[THE RECORDS Boundary: Start]

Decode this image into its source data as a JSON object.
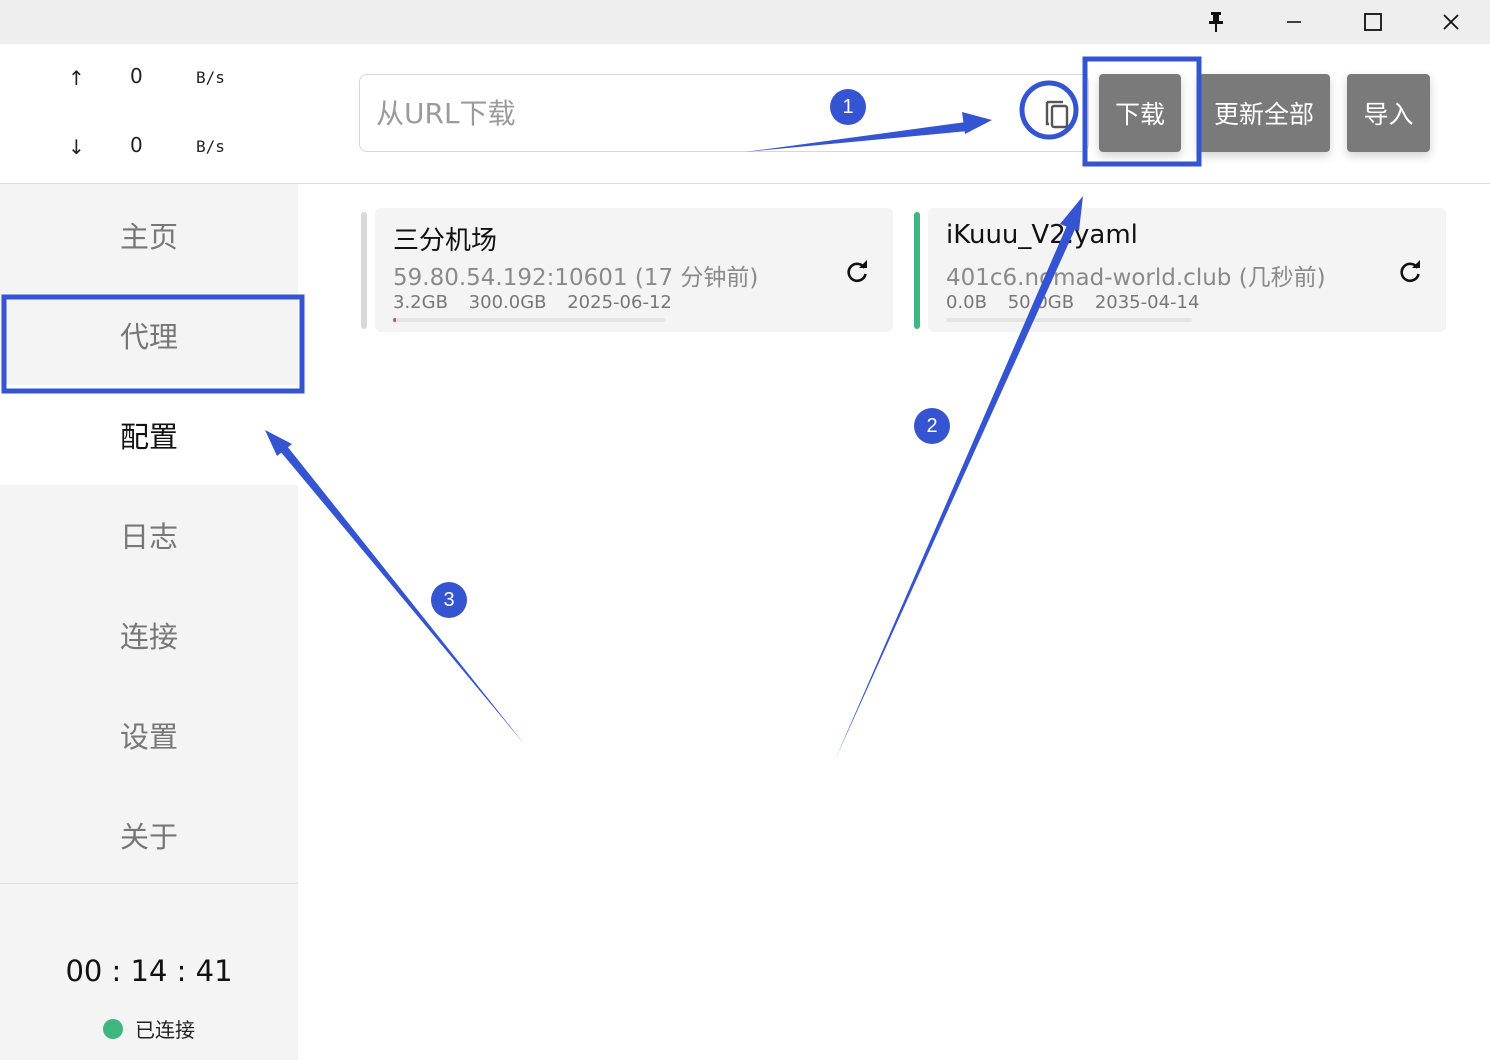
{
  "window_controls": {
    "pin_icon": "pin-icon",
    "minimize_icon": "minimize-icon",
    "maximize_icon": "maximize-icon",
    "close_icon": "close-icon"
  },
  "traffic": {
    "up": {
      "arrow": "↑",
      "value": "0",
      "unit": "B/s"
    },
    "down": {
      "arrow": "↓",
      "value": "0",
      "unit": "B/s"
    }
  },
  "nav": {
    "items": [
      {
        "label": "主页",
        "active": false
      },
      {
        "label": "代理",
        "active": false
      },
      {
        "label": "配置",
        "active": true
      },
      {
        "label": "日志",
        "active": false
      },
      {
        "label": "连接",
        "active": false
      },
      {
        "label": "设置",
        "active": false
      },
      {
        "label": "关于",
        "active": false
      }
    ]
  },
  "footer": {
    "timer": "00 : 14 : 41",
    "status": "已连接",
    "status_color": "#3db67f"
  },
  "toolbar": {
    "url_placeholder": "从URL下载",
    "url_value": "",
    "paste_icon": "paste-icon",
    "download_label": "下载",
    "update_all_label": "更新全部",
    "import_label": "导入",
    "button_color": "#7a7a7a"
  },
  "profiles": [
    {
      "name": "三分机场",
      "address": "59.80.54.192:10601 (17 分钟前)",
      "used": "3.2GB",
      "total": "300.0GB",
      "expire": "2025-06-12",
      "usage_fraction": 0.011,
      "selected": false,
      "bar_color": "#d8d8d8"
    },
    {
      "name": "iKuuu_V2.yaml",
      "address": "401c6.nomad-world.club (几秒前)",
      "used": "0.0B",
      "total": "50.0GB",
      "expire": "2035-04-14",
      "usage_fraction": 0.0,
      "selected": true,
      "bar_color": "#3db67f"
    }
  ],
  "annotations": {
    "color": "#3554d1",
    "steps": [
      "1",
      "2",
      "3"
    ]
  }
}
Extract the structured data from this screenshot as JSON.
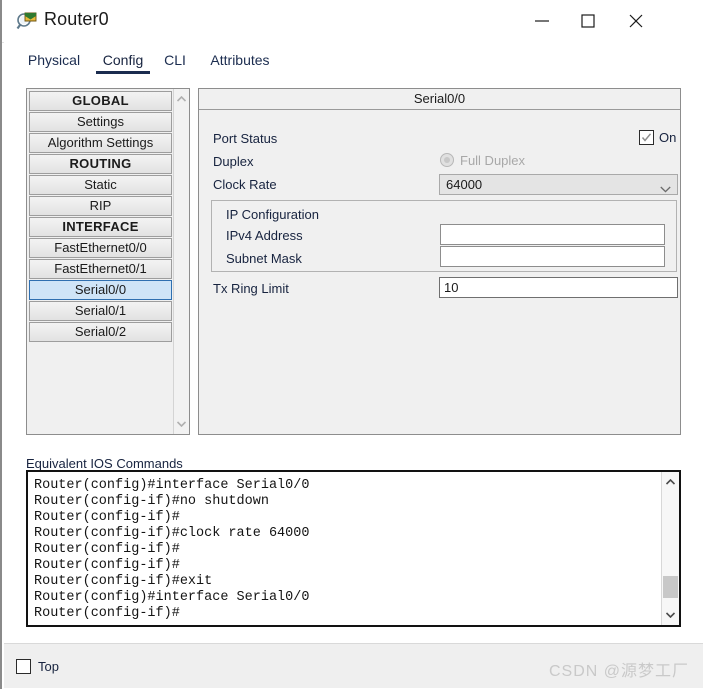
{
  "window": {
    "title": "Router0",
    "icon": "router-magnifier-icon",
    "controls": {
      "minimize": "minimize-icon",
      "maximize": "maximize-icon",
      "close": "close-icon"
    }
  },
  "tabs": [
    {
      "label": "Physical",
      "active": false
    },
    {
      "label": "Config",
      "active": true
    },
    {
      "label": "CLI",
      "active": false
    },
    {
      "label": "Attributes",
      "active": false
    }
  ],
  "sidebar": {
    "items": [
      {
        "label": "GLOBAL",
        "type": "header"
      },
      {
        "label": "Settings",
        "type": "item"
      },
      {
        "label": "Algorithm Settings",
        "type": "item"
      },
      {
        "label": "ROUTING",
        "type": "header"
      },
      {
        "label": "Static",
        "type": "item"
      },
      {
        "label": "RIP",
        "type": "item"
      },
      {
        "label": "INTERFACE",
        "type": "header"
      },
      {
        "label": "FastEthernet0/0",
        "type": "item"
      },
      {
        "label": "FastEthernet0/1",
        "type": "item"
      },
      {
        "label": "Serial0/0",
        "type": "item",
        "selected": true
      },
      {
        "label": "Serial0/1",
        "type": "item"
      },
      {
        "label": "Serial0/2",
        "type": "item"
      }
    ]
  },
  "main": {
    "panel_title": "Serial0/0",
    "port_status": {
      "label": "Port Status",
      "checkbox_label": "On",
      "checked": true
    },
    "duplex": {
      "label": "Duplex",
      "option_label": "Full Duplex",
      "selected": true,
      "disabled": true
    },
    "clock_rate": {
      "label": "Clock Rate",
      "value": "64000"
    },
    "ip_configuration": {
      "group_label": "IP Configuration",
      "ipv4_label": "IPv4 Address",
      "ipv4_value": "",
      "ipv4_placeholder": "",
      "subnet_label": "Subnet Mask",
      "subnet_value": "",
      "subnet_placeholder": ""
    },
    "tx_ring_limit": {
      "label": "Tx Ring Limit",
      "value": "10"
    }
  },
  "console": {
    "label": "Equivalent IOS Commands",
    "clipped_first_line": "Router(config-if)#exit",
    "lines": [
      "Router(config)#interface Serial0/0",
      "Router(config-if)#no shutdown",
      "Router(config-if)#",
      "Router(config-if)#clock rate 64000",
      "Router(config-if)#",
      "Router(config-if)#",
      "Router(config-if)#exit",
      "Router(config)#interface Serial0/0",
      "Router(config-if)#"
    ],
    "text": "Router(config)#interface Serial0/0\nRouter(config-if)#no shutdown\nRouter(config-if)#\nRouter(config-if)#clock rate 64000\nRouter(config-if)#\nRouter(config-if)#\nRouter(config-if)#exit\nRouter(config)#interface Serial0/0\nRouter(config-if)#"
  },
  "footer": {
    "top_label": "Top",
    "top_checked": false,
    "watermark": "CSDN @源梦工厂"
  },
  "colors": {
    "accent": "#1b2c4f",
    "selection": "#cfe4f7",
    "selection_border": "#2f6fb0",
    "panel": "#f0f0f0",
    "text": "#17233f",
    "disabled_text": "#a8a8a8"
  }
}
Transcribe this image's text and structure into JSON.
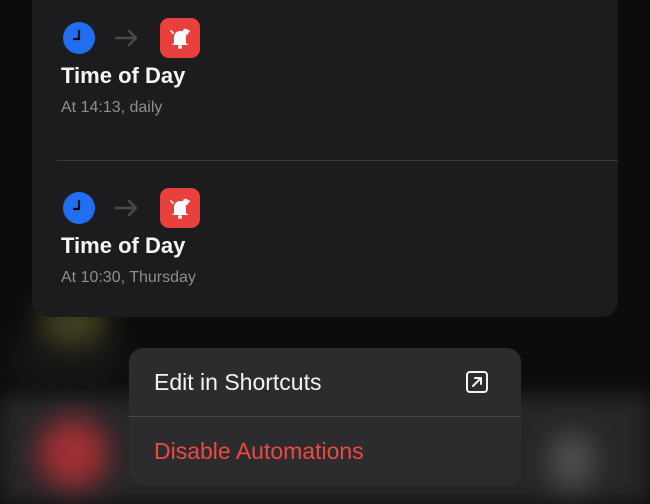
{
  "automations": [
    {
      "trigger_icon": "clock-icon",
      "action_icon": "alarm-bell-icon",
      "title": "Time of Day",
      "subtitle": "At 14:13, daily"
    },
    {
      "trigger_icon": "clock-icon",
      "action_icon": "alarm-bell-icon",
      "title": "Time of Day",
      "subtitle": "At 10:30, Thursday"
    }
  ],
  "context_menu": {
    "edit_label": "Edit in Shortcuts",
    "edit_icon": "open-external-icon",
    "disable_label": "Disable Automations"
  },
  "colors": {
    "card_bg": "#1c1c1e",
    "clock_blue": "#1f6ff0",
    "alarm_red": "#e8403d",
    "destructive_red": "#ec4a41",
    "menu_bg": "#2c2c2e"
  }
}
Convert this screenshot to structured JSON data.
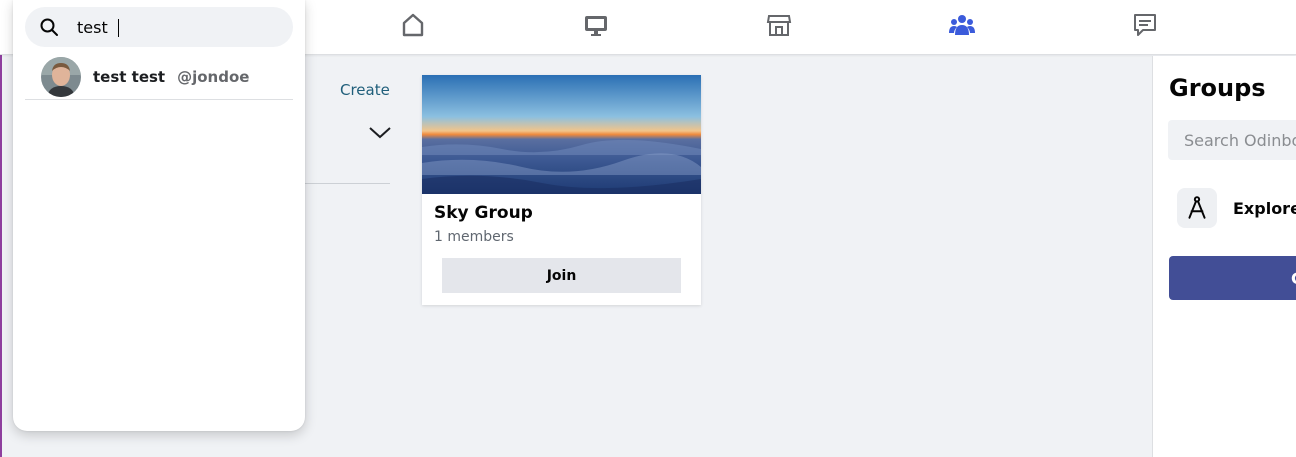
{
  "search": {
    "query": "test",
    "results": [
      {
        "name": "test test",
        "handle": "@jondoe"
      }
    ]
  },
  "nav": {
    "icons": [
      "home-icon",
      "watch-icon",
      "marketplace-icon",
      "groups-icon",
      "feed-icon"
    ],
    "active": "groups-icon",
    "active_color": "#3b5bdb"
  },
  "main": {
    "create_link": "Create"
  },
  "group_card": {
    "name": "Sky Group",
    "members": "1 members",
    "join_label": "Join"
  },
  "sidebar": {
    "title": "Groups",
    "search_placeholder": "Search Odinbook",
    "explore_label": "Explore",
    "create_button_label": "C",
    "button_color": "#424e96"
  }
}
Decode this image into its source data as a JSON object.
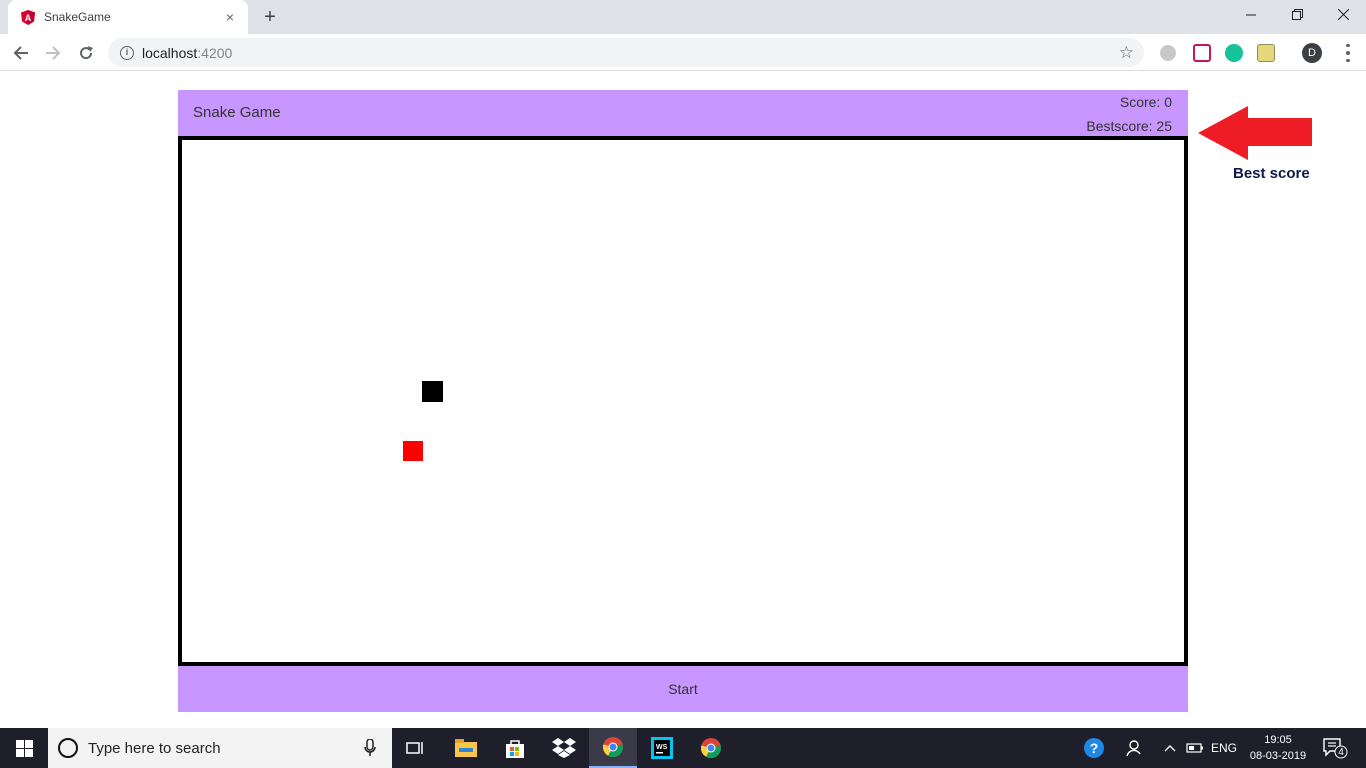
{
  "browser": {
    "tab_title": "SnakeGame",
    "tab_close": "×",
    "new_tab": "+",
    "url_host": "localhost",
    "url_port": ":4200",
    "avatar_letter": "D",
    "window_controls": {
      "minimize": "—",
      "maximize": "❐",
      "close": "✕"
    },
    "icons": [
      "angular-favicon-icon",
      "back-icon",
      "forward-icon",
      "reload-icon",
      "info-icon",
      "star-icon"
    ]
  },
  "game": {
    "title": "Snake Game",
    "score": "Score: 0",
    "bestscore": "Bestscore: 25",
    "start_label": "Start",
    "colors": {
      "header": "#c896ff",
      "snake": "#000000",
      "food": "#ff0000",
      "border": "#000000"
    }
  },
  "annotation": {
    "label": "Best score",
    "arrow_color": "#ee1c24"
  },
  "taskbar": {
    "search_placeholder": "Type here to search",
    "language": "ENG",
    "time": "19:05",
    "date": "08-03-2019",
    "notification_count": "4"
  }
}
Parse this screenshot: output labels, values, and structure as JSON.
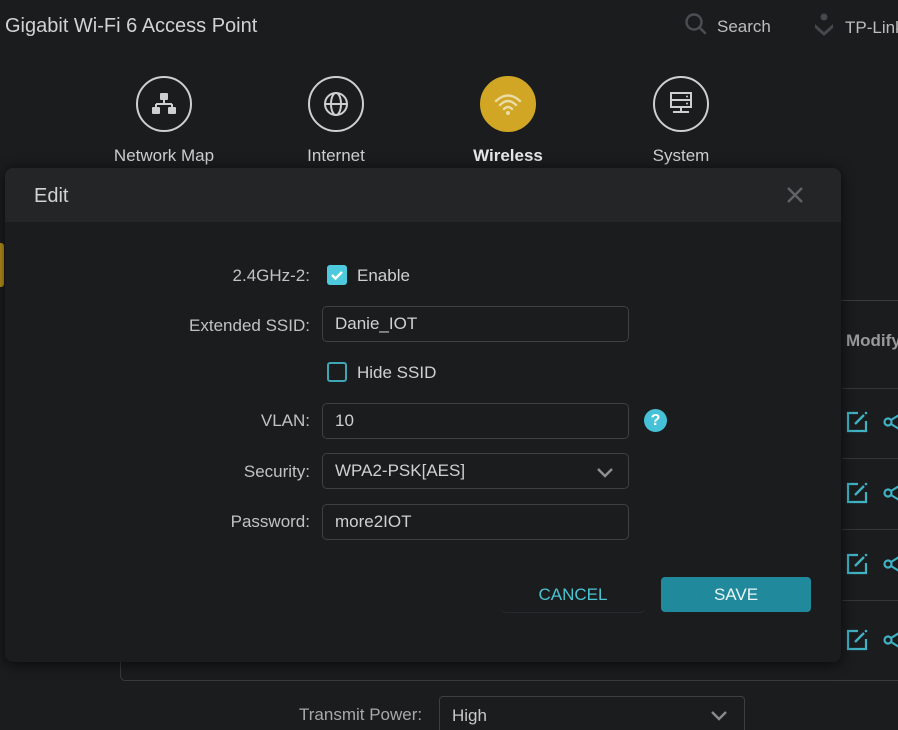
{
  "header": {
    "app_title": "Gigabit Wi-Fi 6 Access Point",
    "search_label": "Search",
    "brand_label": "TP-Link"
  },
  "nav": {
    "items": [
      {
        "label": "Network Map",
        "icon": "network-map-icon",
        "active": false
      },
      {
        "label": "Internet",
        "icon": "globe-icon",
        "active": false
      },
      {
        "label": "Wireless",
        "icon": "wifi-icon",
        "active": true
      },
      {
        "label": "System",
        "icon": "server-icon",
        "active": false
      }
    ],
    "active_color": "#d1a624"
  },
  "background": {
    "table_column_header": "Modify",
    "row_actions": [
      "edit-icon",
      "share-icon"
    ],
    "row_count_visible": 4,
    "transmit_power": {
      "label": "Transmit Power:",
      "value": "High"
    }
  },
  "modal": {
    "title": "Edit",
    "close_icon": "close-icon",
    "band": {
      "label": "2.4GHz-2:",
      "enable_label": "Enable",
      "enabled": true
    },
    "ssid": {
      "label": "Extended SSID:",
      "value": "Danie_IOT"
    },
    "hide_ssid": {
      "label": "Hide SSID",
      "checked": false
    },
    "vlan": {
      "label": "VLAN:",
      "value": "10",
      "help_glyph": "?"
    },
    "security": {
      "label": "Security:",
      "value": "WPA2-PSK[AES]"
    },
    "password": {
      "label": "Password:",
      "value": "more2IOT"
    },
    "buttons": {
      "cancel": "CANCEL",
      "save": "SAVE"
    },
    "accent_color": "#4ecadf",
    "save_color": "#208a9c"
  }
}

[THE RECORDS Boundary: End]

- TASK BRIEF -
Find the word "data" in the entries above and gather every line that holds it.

- TASK SOLUTION -
Decode this image into its source data as a JSON object.
Extract the structured data from this screenshot as JSON.
Convert this screenshot to structured JSON data.
Decode this image into its source data as a JSON object.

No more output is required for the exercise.